    I love reading Professor Coyne’s foodie stuff. Today I took my children to Exeter (UK) to explore the medieval tunnels below the city which once carried its water supply in thin, permanently leaking lead pipes (which didn’t do much for life expectancy). After, we went to Buffet City, a Chinese all-you-can-eat which, I can proudly say, was the worst restaurant I’ve ever eaten in, so awful you should go there just so you can tell your grandchildren about it. Reading PCC’s post about chile relleno en nogada really made up for it!

    • darrelle
      Posted October 24, 2017 at 7:35 am | Permalink

      I’ve been to a few places like that. I can brag, for example, that I’ve eaten breakfast at Ed’s Eats before. I’ve got an iron gut.
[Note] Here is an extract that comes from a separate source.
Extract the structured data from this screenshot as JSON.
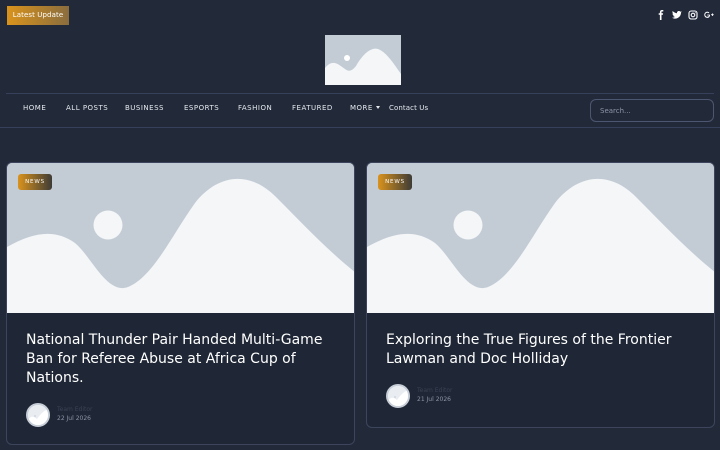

  9. Helen Hollis
    Posted October 23, 2017 at 10:23 pm | Permalink

    I thought you did not like cilantro. In fact, you spoke about it many times here.

  10. Lurker111
    Posted October 24, 2017 at 6:15 am | Permalink

    If I had a kid and took him to a Mexican restaurant, I couldn’t keep myself from saying something like, “Oh, look! They have chicken with mole sauce!” Pronounced “mohl.”

    And the kid would go, “No, they don’t!”

    I’d say, “Sure! See the menu? M-O-L-E sauce. Made fresh. They take the little critters while they’re still squirming, rinse them off under the tap, and then toss them into the blender. Push the button, WHIRRRRRR, and presto! Mole sauce!”

    Okay, some mornings I feel evil.

  11. Posted October 24, 2017 at 11:38 am | Permalink

    Mole sauce for mole day!

  12. bobkillian
    Posted October 24, 2017 at 3:11 pm | Permalink

    Those pumpkin seeds look suspiciously like sesame or sunflower seeds.

    • Luis Servin
      Posted October 24, 2017 at 3:50 pm | Permalink

      The sauce is made with ground pumpkin seeds, and the dish is decorated with sesame seeds.

      • bobkillian
        Posted October 24, 2017 at 7:20 pm | Permalink

        Thanks. I’ve forwarded the post to Somerville/Watertown friends and relatives.


Post a Comment

Required fields are marked *
*
*

%d bloggers like this: